YOUR TASK:
In the data below, which lines contain "body"? List them by copying each one.

ENTRIES SUPPLIED:

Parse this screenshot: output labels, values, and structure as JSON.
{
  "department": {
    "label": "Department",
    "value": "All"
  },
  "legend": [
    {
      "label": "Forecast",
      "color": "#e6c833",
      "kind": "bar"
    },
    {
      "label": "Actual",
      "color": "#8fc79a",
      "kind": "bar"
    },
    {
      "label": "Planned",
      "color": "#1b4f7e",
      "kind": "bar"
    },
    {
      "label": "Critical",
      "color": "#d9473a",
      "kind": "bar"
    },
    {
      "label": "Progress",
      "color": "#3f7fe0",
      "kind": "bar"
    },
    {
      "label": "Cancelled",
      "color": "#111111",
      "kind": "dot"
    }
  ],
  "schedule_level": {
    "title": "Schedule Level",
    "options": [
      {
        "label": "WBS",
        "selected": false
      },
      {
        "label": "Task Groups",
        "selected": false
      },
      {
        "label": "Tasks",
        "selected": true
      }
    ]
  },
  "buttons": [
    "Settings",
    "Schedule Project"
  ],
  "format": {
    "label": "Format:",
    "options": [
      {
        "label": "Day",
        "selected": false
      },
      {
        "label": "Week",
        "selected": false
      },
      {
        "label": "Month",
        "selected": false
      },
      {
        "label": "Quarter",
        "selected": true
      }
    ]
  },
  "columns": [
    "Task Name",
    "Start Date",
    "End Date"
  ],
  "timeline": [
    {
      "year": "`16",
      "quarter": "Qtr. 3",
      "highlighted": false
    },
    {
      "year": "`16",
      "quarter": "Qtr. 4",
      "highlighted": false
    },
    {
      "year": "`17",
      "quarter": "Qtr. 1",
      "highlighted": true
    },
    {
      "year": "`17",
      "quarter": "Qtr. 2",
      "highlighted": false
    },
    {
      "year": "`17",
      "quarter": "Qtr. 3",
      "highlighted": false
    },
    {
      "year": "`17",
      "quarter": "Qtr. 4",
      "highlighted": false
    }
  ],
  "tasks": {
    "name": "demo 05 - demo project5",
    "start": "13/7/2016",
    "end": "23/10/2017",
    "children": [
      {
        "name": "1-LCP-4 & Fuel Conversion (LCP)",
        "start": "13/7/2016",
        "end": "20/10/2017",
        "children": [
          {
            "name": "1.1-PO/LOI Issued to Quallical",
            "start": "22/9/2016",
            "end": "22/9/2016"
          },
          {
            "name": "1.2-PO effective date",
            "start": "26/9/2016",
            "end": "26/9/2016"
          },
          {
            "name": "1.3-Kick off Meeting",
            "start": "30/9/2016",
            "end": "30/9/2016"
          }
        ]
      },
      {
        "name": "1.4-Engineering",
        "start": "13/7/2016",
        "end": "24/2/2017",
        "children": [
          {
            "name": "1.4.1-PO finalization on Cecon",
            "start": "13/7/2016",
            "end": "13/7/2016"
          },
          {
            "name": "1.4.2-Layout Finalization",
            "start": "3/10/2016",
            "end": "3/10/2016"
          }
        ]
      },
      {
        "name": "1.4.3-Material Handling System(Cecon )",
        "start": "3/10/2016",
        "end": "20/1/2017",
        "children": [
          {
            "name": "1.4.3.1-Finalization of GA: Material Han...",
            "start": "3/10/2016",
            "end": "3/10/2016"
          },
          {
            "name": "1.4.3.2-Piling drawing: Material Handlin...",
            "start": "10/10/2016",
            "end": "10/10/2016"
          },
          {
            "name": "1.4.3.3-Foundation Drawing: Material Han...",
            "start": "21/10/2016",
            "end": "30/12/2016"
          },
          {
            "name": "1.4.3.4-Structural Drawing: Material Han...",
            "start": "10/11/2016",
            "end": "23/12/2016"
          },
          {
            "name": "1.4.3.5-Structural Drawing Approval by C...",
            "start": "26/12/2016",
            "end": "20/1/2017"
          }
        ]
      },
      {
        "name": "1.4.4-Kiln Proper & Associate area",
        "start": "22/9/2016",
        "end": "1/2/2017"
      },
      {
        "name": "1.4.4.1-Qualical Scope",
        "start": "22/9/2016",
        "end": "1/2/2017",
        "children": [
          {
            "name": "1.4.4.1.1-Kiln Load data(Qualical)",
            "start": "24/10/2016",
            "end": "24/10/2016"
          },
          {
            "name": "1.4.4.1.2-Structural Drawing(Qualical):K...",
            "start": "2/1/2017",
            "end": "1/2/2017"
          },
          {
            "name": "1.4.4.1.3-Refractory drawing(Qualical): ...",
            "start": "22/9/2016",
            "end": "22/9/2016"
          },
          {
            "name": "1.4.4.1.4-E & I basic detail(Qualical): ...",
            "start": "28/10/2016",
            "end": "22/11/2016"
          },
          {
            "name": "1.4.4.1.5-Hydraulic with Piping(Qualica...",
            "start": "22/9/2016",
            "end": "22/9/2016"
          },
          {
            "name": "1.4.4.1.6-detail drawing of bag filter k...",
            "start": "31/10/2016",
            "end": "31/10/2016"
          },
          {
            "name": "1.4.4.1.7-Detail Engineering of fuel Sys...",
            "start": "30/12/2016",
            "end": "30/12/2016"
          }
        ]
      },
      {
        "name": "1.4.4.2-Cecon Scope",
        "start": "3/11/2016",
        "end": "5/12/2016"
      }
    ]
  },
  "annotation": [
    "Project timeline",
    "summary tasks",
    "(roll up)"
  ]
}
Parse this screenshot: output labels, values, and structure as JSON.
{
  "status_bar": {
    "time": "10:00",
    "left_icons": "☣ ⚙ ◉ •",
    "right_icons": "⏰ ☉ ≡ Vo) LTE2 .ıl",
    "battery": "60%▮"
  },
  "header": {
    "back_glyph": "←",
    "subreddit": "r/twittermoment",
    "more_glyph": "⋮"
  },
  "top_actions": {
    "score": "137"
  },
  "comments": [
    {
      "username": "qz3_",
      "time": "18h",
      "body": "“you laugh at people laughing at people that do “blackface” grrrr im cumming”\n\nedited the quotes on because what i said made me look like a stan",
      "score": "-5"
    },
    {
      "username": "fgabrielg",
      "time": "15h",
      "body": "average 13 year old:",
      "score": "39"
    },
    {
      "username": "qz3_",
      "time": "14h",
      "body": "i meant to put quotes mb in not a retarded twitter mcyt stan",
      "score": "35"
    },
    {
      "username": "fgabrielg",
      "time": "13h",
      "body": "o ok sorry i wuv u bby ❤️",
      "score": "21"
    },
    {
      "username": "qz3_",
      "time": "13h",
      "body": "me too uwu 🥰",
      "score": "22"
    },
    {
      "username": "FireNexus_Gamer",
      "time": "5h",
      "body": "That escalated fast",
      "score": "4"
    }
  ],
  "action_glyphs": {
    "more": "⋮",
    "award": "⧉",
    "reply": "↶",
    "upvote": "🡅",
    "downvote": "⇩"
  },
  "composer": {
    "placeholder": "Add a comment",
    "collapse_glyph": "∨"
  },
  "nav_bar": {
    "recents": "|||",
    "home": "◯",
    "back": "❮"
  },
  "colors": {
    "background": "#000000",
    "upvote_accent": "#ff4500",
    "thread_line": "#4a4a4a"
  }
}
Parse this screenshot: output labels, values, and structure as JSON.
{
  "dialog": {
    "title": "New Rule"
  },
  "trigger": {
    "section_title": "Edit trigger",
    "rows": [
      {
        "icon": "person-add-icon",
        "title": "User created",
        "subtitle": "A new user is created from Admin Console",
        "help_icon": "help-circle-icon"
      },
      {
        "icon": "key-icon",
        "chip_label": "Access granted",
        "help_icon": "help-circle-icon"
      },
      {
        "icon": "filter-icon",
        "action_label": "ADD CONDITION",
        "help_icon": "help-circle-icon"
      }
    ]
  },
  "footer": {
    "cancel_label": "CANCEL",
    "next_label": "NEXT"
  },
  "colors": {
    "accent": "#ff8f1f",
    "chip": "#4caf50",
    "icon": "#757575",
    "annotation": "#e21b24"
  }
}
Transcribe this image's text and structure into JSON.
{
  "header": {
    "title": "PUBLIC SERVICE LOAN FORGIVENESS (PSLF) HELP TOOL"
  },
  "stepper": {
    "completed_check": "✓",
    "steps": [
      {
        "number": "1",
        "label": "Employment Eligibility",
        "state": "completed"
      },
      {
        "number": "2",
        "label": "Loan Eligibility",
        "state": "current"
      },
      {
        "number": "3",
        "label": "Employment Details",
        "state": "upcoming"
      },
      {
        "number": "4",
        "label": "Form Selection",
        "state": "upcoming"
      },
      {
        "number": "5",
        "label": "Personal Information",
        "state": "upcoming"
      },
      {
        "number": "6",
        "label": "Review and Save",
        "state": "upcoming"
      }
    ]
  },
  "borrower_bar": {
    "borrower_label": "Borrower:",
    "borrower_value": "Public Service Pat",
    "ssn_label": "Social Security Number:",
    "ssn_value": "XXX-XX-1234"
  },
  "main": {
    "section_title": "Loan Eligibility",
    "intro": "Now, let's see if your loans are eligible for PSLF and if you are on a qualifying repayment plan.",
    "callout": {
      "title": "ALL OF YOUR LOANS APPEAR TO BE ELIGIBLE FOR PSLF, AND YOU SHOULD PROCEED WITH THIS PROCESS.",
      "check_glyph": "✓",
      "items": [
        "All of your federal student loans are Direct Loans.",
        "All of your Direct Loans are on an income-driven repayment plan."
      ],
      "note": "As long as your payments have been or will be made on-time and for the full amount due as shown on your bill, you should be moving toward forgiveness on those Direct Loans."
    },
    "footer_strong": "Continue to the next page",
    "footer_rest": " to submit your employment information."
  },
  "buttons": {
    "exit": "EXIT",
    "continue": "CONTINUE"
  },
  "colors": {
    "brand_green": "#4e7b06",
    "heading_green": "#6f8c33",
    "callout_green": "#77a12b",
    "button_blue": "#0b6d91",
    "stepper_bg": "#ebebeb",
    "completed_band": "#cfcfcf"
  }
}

SOLUTION TO THIS EXERCISE:
      "body": "“you laugh at people laughing at people that do “blackface” grrrr im cumming”\n\nedited the quotes on because what i said made me look like a stan",
      "body": "average 13 year old:",
      "body": "i meant to put quotes mb in not a retarded twitter mcyt stan",
      "body": "o ok sorry i wuv u bby ❤️",
      "body": "me too uwu 🥰",
      "body": "That escalated fast",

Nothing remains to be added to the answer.